§ **WHAT YOU HAVE TO DO**: Scan the entries for the word "this". Every line that has it should be copied.

:: DATASET EXCERPTS

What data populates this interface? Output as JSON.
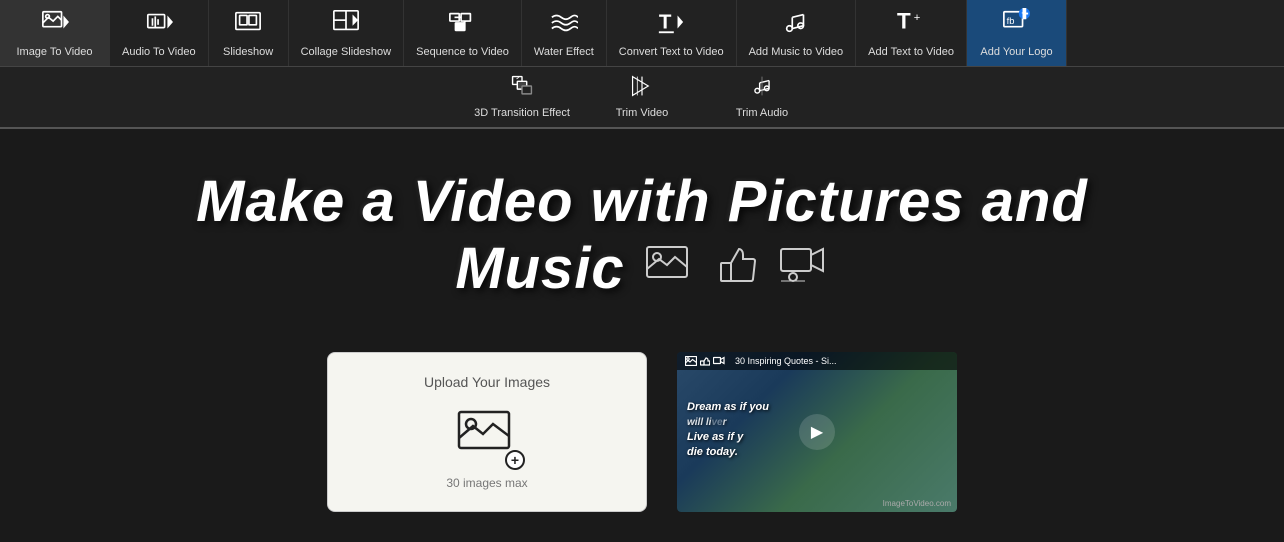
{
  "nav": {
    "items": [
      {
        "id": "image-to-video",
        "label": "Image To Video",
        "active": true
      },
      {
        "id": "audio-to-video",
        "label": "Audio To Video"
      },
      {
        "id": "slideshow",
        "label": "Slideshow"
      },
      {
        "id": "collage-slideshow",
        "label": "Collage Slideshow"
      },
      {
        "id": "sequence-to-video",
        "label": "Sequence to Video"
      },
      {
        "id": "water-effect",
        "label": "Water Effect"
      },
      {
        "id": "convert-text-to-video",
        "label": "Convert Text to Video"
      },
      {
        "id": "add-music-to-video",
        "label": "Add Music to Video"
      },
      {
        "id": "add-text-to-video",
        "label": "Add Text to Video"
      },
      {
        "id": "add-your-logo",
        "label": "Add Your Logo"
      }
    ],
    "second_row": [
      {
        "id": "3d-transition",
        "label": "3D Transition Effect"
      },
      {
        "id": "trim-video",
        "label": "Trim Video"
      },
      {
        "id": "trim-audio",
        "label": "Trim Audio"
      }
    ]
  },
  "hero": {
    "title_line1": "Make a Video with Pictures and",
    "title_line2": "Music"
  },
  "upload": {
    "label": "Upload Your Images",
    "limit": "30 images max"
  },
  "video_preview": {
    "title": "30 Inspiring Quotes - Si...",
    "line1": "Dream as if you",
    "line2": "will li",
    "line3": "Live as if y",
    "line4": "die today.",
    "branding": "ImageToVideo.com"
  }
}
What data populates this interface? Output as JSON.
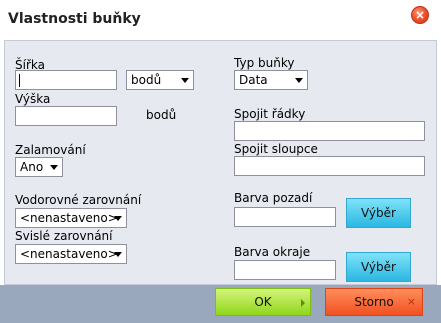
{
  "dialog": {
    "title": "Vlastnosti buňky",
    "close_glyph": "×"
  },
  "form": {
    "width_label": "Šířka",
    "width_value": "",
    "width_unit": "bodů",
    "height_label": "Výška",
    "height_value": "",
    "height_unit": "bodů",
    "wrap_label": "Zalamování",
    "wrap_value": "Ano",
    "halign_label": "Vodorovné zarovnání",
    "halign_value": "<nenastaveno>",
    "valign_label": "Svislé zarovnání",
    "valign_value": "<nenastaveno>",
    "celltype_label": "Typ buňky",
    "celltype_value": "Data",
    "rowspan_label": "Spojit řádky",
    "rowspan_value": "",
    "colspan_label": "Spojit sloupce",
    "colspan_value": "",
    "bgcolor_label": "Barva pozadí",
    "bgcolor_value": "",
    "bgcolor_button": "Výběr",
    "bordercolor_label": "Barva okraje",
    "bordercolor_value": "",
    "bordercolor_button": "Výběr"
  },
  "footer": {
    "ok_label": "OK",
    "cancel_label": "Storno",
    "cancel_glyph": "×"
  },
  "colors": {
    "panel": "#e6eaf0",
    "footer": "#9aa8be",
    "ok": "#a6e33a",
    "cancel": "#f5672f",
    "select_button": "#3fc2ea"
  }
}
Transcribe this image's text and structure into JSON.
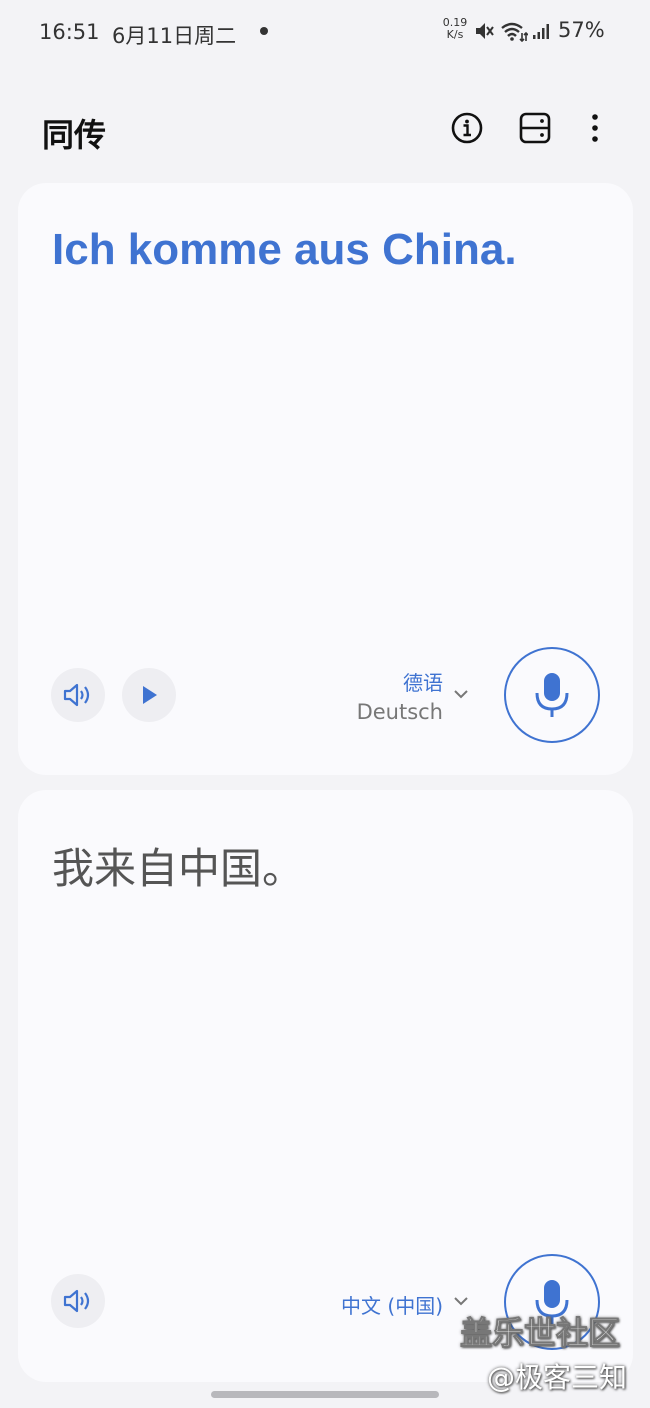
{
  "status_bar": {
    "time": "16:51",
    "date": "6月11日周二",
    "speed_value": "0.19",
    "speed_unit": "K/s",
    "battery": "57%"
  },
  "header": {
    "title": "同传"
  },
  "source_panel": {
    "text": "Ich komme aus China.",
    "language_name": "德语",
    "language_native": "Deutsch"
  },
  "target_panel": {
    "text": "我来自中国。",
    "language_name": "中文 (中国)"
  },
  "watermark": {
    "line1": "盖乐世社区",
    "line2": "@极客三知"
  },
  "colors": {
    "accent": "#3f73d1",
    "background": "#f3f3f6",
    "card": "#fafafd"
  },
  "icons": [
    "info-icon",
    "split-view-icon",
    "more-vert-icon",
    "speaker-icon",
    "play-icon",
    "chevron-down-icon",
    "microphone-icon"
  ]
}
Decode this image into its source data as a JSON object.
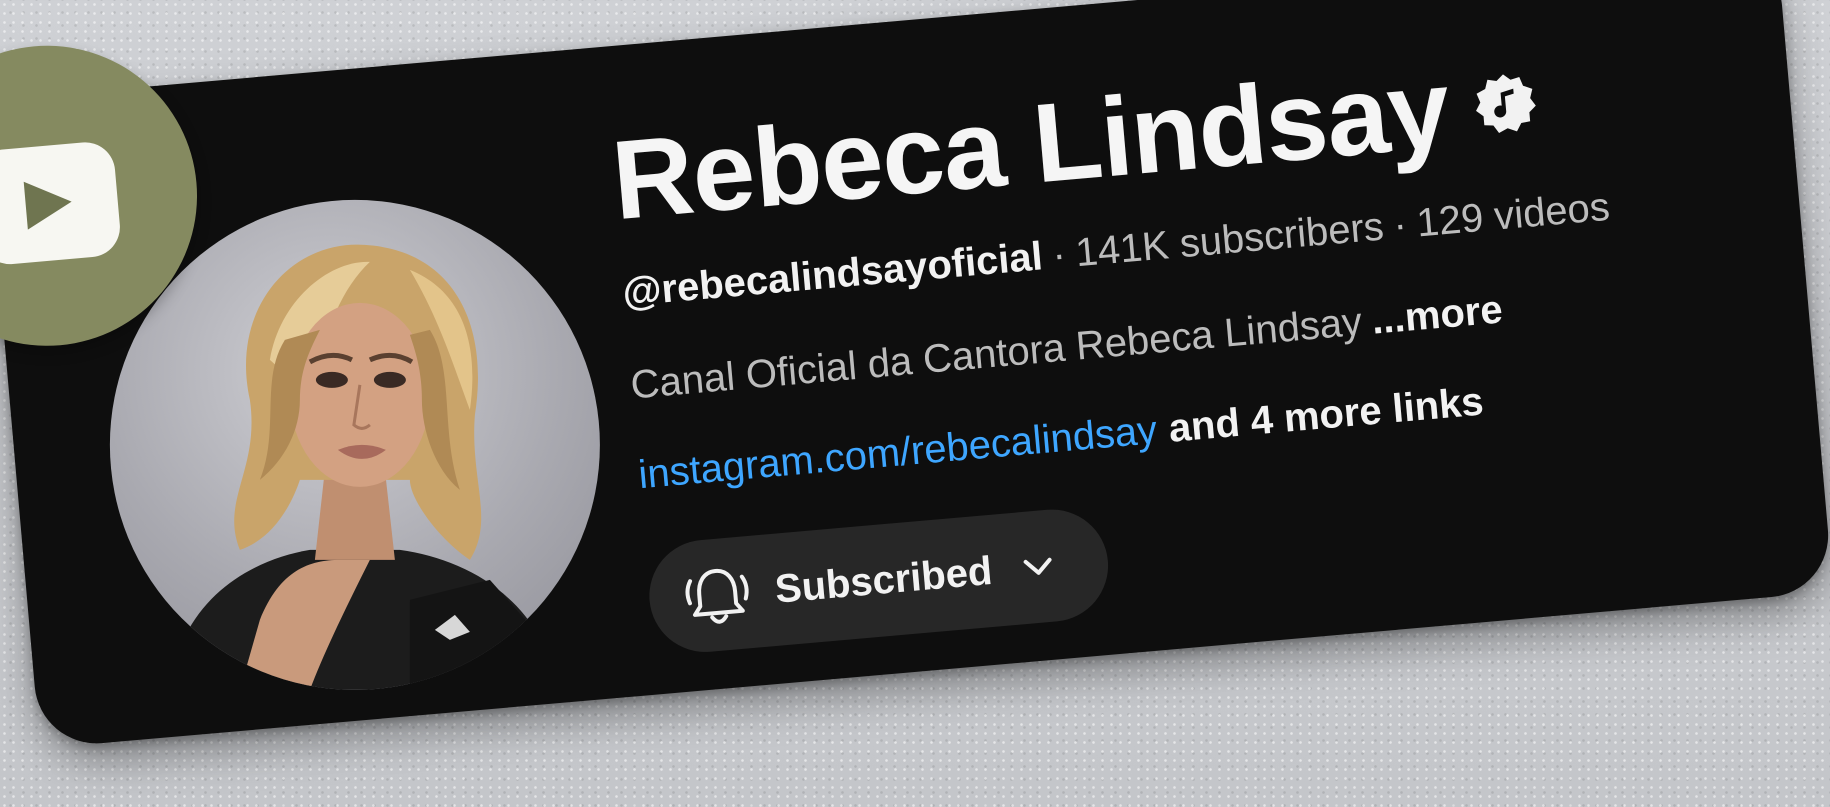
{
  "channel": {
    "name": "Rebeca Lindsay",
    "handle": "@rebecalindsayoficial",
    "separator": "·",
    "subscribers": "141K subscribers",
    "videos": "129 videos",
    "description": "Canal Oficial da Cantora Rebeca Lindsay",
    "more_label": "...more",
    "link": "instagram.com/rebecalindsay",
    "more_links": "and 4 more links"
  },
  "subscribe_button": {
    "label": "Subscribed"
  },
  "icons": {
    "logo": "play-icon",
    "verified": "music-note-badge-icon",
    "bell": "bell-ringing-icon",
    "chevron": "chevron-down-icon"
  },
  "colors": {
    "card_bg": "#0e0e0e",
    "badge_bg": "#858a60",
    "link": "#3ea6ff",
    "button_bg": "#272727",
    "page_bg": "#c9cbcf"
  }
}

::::

§ **EXERCISE SOLUTION**:
What data populates this interface? Output as JSON.
What data populates this interface? Output as JSON.
Transcribe this image's text and structure into JSON.
Decode this image into its source data as a JSON object.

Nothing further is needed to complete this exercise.